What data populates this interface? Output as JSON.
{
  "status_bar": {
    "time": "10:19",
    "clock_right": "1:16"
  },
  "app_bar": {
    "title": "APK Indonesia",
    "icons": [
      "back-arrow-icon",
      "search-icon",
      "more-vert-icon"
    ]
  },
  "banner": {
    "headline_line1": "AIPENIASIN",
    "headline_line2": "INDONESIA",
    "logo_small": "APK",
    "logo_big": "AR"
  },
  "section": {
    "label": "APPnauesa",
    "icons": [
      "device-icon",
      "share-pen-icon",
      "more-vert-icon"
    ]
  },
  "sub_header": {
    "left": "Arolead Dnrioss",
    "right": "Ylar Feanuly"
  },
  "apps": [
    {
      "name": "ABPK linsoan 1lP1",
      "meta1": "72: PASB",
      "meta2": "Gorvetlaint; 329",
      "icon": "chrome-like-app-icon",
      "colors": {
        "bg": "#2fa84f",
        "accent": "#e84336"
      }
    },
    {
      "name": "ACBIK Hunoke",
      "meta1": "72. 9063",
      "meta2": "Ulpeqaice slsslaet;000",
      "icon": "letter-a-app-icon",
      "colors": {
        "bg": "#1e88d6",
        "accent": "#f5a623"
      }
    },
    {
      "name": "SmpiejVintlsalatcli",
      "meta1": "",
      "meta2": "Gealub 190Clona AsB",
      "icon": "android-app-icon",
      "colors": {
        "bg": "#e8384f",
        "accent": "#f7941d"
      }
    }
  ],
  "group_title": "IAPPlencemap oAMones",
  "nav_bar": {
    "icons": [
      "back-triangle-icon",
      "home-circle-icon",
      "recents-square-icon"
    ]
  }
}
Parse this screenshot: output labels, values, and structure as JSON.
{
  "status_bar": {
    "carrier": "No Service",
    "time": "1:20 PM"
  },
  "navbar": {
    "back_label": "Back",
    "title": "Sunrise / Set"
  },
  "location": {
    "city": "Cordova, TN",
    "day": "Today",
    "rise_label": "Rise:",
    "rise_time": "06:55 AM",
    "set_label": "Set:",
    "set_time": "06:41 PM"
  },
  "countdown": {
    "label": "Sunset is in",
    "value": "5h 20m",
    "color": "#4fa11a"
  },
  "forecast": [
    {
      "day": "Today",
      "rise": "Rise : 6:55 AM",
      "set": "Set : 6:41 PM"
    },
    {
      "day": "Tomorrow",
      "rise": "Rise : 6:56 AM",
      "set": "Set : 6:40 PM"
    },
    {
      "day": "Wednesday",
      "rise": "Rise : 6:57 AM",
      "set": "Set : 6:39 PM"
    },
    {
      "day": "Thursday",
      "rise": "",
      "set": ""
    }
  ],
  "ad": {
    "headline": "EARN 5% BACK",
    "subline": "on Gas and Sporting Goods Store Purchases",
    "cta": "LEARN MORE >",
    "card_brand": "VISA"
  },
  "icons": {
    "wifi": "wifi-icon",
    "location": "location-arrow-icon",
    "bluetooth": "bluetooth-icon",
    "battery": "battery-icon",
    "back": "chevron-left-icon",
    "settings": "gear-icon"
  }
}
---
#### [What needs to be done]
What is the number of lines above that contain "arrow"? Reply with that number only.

#### [Task response]
2